Deputy Leader of Bassetlaw District Council and Portfolio Lead for Regeneration, Cllr Jo White, opened the event to commemorate the 400th anniversary of the death of Thomas Helwys. She acknowledged the importance of the area around Retford where the founders of the Baptist, Quaker and Methodist denominations had originated, together with leaders of the Mayflower Pilgrims.

Bassetlaw District Council is proud of this unique aspect of our heritage, she said, and has created an annual Festival of Stories leading up to 2020, the 400th anniversary of the Mayflower Pilgrims reaching America. This weekend (Friday 11 and Saturday 12 March) was the start of the Rebels and Religion Festival, with the first national Christian Heritage Conference held at The Well on Friday, which was a great success. She also looked forward to this becoming an annual event.

Local historian, Adrian Gray’s book was launched at this event, entitled From Here We Changed the World. Cllr White commented that this is “a bold statement, but it is a fact, and one we are very proud of”. She thanked people for attending and encouraged everyone to “work together to make positive changes for our future and the future of our children”.

A Release International representative and an Open Doors representative were interviewed by Richard Warren (Assistant Pastor, The Well). They confirmed that 200 million Christians around the world today suffer some form of persecution. The Christian church has become a target for people wishing to express their disapproval of the actions of Western democracies, especially where Christian peoples form minority groups in other cultures.

The event was brought to a close by Adrian Gray. Forty-five visitors joined him for a guided tour of churches relevant to the Helwys story in Askham, Sturton, Saundby and Glentworth; and Gainsborough Old Hall.

Music was provided during the event by Dan Bailey and Lynn Clapperton.

*The Pew Research Centre (US) Latest Trends in Religious Restrictions and Hostilities:

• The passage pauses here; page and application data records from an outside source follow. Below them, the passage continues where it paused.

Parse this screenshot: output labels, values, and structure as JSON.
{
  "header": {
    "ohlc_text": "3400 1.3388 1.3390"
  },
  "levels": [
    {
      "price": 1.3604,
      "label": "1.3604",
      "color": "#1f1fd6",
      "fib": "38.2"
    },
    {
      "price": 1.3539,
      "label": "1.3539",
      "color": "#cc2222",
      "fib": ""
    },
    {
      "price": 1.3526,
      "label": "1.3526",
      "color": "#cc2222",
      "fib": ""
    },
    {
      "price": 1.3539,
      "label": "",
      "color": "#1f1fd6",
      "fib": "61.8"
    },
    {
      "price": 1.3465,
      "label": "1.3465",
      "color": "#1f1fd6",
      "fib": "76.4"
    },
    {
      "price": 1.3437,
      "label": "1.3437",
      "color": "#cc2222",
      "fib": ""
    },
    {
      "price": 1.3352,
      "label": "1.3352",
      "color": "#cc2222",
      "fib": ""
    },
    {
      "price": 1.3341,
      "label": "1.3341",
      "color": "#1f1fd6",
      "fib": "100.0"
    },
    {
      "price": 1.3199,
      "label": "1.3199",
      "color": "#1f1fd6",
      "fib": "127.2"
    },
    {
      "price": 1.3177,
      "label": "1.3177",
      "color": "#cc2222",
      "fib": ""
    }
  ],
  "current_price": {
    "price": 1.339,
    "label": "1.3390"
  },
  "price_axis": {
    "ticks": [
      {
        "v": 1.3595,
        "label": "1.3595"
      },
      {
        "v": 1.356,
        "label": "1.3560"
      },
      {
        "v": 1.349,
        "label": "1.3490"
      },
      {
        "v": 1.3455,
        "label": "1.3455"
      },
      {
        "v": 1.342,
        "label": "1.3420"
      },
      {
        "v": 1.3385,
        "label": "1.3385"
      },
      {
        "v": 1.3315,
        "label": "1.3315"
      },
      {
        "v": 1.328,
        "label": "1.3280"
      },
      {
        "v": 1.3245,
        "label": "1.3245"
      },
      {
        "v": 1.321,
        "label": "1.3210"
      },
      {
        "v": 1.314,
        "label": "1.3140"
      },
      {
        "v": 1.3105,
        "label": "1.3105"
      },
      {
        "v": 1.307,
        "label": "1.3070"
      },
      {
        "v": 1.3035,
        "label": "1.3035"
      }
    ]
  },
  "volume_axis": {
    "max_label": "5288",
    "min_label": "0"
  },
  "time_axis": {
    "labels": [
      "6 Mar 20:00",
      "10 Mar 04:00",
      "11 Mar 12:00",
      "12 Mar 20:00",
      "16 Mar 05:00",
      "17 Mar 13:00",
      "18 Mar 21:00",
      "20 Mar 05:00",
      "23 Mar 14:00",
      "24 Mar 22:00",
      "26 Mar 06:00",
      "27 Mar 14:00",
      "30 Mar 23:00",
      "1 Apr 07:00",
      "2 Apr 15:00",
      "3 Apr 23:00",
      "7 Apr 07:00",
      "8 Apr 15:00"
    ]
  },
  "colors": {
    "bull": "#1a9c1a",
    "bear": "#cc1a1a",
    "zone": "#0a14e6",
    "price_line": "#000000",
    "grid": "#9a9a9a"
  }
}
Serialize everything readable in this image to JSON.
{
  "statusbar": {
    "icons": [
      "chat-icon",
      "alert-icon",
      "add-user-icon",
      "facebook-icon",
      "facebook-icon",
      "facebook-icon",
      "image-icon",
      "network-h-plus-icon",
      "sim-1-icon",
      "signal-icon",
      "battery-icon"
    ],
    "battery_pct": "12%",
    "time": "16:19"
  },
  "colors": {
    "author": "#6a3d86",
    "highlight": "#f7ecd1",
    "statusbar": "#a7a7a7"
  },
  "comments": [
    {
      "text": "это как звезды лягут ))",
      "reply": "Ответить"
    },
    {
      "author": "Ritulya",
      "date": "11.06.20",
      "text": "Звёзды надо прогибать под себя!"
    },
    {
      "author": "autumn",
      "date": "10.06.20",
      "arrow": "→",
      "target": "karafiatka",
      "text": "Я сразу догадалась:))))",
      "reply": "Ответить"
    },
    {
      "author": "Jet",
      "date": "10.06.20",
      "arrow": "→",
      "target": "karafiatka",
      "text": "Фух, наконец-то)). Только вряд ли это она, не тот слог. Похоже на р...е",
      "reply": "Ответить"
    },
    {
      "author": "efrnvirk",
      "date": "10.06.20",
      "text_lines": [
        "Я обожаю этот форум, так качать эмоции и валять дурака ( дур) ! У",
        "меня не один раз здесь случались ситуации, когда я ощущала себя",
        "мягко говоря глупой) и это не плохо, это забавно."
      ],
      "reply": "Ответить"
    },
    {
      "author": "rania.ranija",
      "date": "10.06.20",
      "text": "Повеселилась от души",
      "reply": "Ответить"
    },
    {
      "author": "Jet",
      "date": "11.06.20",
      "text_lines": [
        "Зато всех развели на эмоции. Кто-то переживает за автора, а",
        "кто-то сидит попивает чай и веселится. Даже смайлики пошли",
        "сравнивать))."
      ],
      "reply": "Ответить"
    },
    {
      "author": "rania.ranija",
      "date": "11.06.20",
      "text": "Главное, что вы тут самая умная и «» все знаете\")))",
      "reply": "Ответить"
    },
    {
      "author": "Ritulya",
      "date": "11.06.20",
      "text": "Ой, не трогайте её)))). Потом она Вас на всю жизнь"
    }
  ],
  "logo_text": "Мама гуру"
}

“Looking at the overall level of restrictions – whether resulting from government policies or from hostile acts by private individuals, organizations and social groups – the study finds that restrictions on religion were high or very high in 39% of countries. Because some of these countries (like China and India) are very populous, about 5.5 billion people (77% of the world’s population) were living in countries with a high or very high overall level of restrictions on religion in 2013, up from 76% in 2012 and 68% as of 2007.”